That brings to 12 the number of slayings with which Joseph Deangelo has been charged.
Santa Barbara County District Attorney Joyce Dudley said Thursday that Deangelo, the 72-year-old former police officer suspected of more than a dozen murders and nearly 50 rapes throughout the state in the '70s and '80s, will remain in custody in Sacramento, where he was arrested on two murder counts late last month.
"Violent cold cases never grow cold for their victims or loved ones," Dudley said at a news conference to announce the charges.
Santa Barbara authorities believe Deangelo killed Robert Offerman and Alexandria Manning in December 1979 and Cheri Domingo and Gregory Sanchez in July 1981, Dudley said.
DeAngelo was arrested April 24 at his home in the Citrus Heights suburb of Sacramento, as NBC Bay Area reported. He has been charged with four killings in Orange County and two in Ventura County, along with the two in Sacramento County, and he is scheduled to appear in court in Sacramento on Monday.
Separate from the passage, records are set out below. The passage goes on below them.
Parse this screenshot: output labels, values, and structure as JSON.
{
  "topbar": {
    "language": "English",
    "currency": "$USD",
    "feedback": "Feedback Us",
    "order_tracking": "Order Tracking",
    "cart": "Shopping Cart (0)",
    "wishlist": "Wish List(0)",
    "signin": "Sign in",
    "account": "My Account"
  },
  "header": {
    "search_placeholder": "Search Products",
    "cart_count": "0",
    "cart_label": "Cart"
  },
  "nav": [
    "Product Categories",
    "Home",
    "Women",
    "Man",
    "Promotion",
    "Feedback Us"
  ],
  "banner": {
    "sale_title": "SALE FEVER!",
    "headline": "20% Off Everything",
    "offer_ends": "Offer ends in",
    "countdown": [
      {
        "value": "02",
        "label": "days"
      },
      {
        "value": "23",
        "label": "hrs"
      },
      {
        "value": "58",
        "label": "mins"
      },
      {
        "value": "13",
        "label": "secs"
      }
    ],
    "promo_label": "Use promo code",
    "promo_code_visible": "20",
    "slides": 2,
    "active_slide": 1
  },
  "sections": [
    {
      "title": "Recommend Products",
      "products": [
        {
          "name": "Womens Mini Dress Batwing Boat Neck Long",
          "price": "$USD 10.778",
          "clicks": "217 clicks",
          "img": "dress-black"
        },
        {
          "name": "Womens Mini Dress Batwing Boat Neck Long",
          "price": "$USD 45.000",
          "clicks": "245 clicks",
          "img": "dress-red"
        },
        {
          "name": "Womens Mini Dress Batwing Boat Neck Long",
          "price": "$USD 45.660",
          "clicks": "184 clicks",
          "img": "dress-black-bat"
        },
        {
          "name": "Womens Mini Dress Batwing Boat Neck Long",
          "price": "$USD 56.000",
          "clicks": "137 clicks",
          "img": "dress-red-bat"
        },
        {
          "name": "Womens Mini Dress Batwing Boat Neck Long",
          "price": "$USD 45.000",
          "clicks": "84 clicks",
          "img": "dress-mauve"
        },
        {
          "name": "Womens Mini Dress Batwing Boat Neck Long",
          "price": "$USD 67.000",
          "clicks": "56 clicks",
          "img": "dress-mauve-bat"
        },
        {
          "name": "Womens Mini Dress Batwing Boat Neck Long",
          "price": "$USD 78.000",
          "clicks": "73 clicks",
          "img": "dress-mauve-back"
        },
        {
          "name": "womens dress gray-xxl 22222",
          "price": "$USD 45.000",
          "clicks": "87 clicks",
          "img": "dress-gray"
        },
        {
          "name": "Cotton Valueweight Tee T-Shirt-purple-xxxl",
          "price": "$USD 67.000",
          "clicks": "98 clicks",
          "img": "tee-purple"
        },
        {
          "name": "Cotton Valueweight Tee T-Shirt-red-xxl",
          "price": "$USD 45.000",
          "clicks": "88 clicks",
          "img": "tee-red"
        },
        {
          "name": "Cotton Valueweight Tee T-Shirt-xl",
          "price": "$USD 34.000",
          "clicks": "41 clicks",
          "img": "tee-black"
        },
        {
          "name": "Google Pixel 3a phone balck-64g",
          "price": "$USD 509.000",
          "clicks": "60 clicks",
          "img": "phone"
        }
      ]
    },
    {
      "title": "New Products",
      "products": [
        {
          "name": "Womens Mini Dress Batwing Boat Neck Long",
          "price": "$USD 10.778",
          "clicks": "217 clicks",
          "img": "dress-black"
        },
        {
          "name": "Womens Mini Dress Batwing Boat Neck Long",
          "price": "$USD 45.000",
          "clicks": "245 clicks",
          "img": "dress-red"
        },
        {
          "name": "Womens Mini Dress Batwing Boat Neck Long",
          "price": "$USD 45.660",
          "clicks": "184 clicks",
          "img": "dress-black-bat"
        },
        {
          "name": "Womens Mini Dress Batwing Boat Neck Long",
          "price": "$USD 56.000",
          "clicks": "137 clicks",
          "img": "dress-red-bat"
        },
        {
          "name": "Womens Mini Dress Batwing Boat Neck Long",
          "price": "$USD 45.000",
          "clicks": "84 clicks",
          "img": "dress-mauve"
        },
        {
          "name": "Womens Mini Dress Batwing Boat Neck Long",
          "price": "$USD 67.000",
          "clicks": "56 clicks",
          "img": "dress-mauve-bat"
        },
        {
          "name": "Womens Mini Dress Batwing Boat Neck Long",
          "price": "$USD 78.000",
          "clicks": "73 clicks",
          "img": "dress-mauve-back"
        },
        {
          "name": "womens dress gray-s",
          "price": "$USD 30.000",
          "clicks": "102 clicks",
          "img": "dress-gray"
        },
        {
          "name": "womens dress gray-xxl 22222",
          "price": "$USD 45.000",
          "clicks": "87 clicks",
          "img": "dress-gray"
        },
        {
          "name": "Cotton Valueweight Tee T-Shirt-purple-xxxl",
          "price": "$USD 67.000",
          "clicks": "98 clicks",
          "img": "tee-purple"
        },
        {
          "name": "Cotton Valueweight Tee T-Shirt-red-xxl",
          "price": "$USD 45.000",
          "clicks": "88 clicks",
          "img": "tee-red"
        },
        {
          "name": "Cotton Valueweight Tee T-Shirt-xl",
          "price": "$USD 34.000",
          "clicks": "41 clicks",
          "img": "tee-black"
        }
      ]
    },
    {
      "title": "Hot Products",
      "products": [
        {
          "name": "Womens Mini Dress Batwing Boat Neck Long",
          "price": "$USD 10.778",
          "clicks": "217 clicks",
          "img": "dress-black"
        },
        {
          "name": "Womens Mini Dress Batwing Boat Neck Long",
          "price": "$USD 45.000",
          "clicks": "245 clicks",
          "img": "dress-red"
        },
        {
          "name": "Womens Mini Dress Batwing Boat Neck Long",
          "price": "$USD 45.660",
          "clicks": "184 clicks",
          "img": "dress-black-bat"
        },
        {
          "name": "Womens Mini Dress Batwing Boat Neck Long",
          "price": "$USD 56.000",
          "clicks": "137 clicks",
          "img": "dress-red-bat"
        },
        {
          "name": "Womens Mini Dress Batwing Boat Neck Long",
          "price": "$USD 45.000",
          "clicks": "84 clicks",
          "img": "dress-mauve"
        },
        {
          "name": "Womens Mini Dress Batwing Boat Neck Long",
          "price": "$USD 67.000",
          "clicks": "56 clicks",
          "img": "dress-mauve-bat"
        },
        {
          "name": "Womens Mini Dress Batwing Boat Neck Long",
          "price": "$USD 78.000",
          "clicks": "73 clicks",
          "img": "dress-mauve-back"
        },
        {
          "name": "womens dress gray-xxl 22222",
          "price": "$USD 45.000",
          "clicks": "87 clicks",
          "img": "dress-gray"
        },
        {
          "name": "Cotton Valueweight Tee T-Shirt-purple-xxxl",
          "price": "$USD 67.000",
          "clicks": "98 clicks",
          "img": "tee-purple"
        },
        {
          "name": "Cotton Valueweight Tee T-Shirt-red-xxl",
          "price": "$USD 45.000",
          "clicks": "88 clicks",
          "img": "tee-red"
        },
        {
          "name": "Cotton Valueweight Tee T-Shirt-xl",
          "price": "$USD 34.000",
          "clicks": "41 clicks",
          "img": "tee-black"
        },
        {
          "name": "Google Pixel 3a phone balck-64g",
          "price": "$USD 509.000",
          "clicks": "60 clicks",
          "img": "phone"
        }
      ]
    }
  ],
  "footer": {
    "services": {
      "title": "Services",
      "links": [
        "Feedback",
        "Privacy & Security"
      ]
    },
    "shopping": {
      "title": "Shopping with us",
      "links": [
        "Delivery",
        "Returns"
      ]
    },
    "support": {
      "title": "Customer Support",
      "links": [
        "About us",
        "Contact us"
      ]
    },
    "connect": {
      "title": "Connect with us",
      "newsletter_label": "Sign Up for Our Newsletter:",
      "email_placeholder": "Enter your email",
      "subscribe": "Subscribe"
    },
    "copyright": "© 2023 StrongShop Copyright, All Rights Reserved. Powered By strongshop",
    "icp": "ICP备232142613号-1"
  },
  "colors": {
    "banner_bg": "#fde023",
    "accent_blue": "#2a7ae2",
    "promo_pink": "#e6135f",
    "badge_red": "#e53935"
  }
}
Each of the four new counts carries the possibility of life without parole or the death penalty, Dudley said. She did not release more details about the investigation, but said that law enforcement and prosecutors from four counties — Santa Barbara, Sacramento, Orange and Ventura — had been working together to identify the suspect believed to be the serial killer and rapist who terrorized neighborhoods throughout the state decades ago.
The killings appeared to stop during the 1980s, but in 2016, the FBI offered a $50,000 reward for information leading to the killer's arrest.
The February publication of "I'll Be Gone in the Dark," a book about the case written by Michelle McNamara, the late wife of the comedian and actor Patton Oswalt, brought renewed urgency to the investigation. Oswalt helped to finish the manuscript after McNamara died in 2016.
Investigators have said they zeroed in on DeAngelo after scouring dozens of family trees on genealogy websites for possible DNA and profile matches, NBC News reported. Critics of law enforcement's accessing genetic information through genealogical databases argue that it could jeopardize privacy rights.
DeAngelo's attorney, Diane Howard, did not immediately respond to an email from the Associated Press seeking comment Thursday.
Read the complaint filed against Deangelo Thursday in Santa Barbara County: